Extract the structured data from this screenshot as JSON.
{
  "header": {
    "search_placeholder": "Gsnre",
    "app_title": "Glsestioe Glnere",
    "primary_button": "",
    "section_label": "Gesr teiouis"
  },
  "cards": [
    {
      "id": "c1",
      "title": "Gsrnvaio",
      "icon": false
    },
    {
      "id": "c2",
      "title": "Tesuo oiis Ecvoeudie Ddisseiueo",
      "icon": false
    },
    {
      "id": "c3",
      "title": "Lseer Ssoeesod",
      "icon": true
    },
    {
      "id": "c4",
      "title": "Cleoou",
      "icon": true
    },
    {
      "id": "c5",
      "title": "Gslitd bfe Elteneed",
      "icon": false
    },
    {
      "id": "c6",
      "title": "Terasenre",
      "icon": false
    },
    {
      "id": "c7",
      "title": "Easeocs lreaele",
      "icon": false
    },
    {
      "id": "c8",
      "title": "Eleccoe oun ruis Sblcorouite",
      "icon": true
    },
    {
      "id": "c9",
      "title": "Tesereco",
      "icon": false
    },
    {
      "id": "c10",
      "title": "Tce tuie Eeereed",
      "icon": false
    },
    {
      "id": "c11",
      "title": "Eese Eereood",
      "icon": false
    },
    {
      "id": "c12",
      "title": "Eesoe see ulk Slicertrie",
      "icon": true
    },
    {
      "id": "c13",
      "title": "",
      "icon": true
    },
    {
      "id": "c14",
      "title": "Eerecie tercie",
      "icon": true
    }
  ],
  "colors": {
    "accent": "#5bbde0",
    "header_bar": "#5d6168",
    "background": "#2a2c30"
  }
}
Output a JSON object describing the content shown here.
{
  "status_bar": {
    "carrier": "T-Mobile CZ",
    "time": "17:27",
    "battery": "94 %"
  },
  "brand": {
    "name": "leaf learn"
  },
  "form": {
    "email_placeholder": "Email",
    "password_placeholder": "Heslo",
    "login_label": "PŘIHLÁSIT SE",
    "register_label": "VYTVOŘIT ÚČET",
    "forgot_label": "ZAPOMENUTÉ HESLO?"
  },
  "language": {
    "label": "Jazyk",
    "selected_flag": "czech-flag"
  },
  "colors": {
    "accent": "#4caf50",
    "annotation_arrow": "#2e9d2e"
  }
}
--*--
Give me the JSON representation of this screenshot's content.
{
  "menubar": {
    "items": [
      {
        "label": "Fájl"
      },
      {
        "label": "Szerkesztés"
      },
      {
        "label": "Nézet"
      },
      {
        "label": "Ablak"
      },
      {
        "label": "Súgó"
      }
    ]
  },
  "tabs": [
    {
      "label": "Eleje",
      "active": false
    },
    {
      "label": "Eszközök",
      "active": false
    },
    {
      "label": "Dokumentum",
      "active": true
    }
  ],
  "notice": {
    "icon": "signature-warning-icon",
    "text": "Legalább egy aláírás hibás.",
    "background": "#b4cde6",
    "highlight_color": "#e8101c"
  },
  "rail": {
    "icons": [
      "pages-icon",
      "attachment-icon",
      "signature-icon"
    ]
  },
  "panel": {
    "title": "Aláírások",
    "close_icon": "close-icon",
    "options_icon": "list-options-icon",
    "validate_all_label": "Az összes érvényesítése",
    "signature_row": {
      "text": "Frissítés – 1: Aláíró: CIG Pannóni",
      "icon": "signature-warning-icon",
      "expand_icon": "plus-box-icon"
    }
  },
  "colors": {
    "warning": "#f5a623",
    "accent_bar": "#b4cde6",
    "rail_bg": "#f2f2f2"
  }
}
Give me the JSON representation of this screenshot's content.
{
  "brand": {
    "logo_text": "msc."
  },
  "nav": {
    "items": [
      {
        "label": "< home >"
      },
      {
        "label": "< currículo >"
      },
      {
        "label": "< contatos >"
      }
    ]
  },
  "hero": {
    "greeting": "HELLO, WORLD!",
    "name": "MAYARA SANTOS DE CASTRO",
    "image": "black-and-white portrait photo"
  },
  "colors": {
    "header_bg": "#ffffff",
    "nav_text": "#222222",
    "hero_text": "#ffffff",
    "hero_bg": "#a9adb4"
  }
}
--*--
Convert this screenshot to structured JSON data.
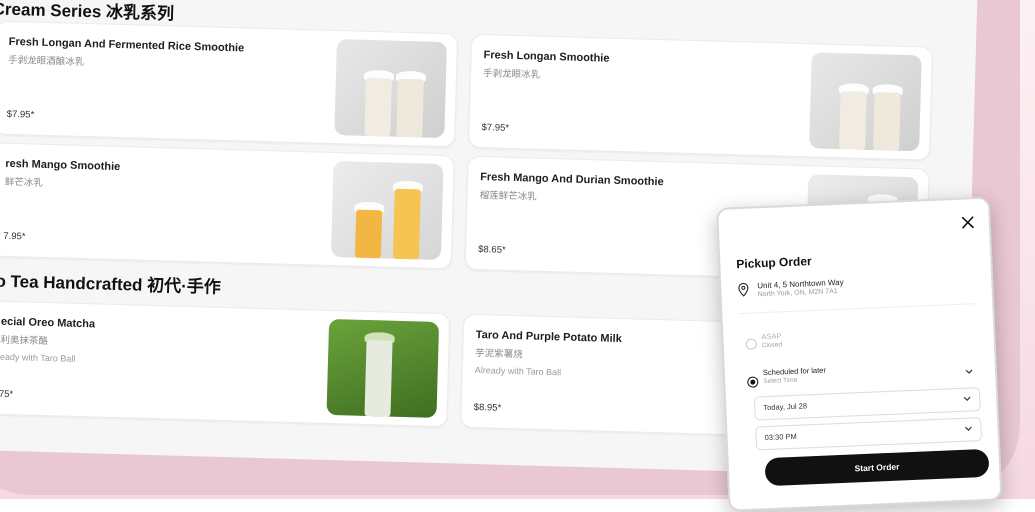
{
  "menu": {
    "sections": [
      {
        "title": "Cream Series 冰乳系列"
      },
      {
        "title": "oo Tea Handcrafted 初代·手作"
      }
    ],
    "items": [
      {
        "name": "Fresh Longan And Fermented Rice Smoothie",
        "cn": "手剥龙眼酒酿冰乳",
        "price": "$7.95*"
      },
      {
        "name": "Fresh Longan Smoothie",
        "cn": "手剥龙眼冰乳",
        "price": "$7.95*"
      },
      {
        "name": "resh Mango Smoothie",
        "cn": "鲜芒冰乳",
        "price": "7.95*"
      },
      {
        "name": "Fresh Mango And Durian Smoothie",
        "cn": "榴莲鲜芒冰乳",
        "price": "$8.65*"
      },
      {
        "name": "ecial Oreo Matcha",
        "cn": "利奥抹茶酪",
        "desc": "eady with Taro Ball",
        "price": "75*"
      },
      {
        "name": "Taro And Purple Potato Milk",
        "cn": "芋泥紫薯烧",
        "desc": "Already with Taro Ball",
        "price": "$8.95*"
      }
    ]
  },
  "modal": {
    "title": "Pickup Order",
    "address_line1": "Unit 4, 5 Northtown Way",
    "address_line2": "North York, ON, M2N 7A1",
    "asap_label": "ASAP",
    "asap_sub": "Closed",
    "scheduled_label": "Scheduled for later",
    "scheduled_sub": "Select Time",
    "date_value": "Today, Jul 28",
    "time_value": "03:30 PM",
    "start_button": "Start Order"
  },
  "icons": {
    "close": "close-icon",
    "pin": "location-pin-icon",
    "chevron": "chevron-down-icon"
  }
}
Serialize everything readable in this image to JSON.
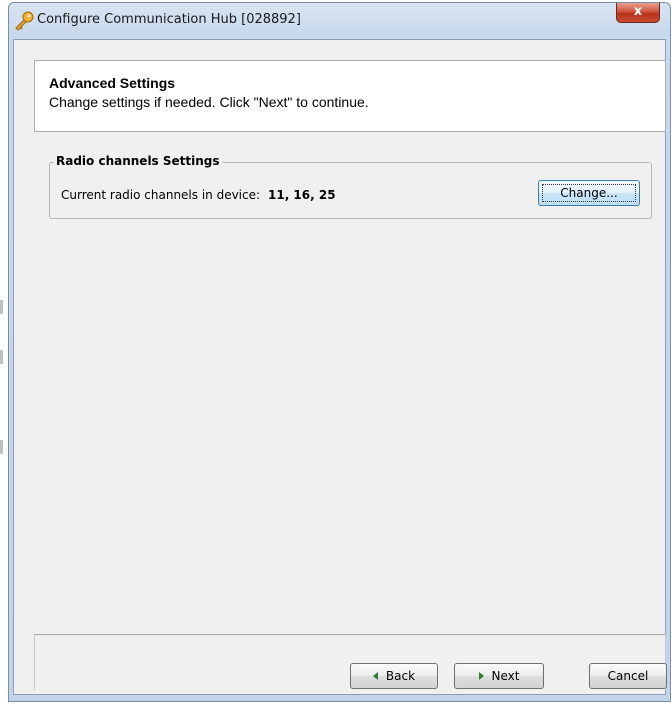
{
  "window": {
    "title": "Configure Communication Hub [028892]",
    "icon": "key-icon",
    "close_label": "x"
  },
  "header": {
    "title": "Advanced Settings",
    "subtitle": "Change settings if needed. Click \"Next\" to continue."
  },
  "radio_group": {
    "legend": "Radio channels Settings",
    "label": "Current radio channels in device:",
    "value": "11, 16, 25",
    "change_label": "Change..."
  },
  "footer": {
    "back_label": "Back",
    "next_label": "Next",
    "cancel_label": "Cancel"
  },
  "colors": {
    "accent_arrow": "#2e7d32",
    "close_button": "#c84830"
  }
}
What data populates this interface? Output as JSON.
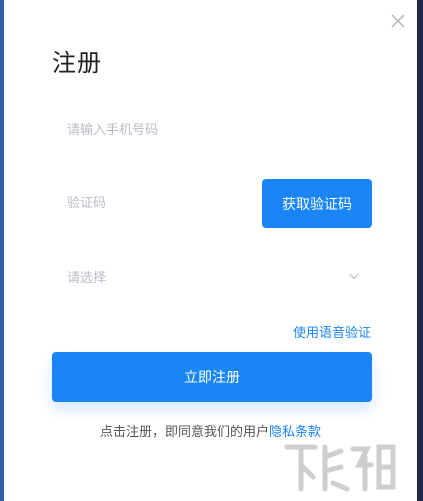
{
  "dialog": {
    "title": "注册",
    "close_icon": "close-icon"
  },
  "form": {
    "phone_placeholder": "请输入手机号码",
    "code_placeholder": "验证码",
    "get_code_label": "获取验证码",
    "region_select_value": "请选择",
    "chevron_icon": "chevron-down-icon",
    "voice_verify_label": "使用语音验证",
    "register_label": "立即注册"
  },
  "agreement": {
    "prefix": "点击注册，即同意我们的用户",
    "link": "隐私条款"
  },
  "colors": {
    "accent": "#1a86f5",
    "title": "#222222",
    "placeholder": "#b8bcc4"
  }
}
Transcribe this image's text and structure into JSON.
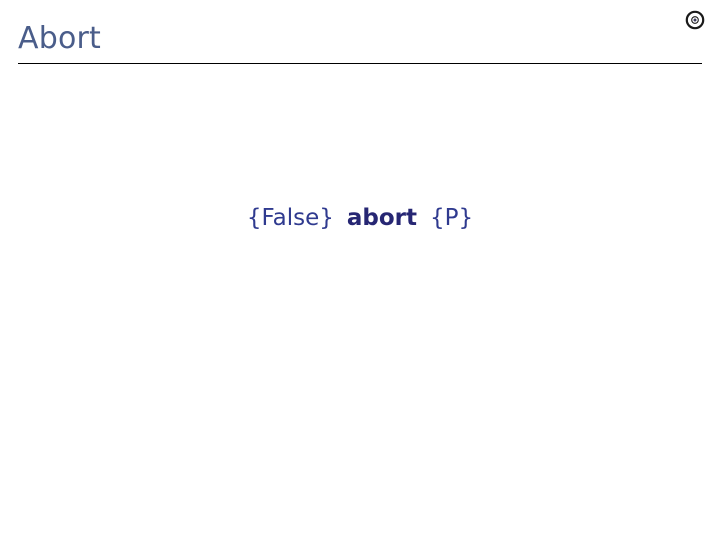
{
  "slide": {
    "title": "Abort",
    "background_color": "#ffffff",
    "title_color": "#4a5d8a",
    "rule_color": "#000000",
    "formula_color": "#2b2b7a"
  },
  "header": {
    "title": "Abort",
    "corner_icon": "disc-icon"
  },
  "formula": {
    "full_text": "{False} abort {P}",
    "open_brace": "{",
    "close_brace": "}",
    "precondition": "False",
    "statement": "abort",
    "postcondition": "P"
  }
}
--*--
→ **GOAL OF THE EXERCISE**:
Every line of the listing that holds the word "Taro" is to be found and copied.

→ **REPLY TO THE TASK**:
        "desc": "eady with Taro Ball",
        "name": "Taro And Purple Potato Milk",
        "desc": "Already with Taro Ball",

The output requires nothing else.